----- Task inputs

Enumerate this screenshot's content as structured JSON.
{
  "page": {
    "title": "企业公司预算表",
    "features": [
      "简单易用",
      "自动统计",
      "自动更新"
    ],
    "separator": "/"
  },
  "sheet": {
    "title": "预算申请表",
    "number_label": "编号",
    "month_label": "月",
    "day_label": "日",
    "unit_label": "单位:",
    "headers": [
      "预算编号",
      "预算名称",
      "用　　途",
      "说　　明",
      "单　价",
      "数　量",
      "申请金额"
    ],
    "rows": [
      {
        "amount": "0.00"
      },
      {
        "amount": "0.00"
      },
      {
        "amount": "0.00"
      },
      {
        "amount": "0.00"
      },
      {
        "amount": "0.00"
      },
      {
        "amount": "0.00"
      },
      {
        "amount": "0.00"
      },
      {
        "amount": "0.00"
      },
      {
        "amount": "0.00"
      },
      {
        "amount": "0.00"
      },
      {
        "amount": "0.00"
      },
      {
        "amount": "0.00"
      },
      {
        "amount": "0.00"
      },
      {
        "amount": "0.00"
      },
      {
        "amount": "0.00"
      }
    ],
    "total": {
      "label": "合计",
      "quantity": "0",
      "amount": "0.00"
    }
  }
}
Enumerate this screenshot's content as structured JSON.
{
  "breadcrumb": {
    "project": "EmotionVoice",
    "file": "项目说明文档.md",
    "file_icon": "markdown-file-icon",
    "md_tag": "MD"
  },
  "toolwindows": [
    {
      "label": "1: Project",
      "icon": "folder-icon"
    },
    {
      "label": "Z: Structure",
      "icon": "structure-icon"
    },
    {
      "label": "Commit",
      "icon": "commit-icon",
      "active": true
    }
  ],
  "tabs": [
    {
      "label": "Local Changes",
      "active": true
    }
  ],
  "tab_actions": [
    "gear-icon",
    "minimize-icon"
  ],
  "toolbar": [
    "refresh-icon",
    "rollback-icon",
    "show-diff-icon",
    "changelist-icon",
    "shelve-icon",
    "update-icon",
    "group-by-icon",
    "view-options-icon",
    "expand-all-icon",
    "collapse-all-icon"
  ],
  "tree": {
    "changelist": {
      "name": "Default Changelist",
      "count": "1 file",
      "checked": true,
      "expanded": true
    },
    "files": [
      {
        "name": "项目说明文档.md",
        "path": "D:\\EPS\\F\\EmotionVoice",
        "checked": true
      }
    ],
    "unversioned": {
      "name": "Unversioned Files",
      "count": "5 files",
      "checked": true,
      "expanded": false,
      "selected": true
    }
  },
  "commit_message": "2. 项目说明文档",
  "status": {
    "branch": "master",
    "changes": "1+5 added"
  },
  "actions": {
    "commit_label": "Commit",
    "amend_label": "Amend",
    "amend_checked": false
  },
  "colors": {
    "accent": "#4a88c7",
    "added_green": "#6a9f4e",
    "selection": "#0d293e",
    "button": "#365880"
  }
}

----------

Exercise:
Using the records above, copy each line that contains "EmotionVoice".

Answer to this exercise:
    "project": "EmotionVoice",
        "path": "D:\\EPS\\F\\EmotionVoice",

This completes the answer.